DATASET RECORDS:
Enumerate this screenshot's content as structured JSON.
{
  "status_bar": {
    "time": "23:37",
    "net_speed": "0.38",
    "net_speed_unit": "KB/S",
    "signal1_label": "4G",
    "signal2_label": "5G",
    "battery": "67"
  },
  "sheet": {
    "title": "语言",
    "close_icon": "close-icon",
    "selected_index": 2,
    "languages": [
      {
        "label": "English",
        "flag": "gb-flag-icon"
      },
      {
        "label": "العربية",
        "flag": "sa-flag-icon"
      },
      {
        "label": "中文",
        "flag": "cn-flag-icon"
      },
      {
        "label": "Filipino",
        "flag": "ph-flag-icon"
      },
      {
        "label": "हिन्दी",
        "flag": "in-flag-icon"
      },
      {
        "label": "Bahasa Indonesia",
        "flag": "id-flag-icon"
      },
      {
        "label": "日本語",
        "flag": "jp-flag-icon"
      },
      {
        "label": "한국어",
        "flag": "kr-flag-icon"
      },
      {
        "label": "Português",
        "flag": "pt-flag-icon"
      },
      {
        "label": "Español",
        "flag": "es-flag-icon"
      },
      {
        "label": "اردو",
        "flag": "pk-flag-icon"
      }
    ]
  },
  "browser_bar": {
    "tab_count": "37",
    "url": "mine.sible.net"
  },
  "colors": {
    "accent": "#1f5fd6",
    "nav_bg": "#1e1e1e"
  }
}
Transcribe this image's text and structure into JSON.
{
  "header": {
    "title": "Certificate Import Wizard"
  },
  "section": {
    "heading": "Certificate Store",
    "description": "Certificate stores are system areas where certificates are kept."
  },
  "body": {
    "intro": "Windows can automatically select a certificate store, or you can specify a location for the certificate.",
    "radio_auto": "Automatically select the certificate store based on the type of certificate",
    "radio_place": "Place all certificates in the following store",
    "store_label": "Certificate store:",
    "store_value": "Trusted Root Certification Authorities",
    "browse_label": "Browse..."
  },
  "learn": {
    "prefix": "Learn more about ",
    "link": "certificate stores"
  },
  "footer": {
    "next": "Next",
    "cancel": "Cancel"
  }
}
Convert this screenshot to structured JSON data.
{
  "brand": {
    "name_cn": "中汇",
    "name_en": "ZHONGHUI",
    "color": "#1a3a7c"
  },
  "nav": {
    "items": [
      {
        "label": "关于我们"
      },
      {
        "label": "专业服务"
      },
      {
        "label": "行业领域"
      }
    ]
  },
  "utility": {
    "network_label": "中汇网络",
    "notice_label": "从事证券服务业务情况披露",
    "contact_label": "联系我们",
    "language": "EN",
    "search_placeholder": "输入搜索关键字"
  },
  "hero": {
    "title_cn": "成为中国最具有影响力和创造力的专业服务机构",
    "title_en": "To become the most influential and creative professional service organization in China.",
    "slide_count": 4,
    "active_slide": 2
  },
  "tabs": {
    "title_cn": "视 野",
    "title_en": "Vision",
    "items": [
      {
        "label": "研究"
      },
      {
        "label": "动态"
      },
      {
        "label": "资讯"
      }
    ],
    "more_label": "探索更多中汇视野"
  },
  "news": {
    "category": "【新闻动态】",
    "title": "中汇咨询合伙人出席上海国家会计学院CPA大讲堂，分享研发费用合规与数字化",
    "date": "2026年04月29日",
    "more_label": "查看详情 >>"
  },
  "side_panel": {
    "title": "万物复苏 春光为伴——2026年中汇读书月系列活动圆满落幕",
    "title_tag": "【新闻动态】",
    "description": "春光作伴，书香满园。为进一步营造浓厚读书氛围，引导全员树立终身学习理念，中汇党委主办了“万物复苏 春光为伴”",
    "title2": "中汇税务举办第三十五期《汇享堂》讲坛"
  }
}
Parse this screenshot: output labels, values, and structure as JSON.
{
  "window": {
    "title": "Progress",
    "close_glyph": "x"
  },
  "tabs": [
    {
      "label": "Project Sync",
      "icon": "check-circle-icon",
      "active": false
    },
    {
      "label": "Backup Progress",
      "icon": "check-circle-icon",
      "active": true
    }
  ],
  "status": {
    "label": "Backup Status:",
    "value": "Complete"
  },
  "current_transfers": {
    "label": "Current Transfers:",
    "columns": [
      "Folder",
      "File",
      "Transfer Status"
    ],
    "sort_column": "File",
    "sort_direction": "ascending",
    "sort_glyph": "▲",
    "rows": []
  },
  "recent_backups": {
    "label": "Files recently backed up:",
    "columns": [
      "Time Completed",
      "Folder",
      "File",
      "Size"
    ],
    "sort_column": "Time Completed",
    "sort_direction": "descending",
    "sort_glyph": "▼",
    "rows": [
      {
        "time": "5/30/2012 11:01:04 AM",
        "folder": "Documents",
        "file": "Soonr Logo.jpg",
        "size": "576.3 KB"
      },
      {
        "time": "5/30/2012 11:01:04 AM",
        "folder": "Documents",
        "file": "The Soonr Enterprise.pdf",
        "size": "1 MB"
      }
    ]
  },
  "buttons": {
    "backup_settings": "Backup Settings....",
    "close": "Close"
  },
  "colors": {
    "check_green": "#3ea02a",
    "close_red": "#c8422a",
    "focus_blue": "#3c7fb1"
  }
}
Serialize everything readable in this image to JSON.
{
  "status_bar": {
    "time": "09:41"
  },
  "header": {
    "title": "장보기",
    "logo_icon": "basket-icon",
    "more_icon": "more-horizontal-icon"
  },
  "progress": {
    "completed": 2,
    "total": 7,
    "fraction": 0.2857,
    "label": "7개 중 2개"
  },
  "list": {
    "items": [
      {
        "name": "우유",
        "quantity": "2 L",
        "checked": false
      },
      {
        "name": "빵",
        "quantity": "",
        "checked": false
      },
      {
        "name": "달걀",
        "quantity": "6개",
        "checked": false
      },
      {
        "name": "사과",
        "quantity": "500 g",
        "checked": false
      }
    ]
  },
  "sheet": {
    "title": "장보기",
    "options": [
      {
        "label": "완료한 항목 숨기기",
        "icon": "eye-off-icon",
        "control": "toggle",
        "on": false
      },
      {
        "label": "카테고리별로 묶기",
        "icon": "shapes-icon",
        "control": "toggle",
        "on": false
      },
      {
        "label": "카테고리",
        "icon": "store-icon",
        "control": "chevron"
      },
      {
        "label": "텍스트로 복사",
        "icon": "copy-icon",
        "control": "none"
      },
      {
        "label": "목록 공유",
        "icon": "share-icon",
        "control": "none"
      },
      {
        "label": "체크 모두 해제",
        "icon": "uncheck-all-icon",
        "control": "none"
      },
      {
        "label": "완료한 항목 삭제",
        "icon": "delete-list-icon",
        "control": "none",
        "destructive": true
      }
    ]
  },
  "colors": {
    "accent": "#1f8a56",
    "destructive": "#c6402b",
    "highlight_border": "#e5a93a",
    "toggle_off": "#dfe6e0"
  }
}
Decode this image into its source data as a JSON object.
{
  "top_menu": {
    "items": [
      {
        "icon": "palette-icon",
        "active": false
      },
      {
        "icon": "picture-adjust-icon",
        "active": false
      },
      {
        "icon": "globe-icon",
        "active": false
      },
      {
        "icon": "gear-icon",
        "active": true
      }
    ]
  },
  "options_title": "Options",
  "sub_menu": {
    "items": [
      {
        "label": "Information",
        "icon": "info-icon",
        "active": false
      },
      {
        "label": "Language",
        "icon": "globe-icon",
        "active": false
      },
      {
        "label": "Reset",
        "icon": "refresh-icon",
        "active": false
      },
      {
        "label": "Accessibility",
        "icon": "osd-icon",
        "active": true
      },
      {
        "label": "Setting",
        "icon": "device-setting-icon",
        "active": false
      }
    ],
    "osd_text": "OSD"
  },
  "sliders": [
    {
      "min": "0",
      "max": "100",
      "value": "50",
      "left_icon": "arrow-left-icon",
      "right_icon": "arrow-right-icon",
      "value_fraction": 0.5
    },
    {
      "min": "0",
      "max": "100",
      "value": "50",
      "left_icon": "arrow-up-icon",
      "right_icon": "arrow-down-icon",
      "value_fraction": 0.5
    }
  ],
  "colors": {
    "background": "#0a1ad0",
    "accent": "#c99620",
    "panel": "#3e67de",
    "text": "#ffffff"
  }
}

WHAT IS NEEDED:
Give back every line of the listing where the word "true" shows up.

FINISHED TASK:
      "active": true
        "destructive": true
        "active": true
        "active": true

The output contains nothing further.